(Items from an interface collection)
===============

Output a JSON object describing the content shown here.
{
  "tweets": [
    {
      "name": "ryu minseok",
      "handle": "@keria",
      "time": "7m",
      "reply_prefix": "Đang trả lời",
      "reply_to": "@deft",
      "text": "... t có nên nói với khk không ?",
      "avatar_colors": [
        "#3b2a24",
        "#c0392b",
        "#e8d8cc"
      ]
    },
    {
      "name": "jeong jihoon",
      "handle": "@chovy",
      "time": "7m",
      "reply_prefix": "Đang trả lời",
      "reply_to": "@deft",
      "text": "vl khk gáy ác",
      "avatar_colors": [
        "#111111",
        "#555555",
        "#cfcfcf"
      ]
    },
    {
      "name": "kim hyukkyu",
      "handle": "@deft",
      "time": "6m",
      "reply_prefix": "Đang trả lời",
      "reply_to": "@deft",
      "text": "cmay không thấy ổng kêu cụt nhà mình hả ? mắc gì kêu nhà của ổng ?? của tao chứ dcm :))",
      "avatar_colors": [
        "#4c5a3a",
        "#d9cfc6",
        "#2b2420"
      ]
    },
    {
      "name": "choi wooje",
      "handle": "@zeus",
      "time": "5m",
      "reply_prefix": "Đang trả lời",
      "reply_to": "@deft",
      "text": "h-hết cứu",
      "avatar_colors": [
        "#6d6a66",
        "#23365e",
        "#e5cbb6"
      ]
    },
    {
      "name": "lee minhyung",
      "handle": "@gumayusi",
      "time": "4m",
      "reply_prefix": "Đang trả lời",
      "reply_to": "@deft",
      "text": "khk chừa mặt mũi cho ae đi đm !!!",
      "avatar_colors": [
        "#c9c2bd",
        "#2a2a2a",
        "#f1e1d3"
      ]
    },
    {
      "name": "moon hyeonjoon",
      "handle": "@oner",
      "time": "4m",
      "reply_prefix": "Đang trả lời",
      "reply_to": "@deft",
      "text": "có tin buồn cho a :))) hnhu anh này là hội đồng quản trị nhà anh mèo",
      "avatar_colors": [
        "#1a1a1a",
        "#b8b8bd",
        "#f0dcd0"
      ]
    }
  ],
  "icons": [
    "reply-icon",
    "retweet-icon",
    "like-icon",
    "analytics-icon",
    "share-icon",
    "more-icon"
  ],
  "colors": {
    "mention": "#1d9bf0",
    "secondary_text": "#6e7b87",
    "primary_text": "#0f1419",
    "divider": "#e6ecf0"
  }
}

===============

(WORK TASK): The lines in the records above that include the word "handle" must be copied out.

(ANSWER TO THE EXERCISE):
      "handle": "@keria",
      "handle": "@chovy",
      "handle": "@deft",
      "handle": "@zeus",
      "handle": "@gumayusi",
      "handle": "@oner",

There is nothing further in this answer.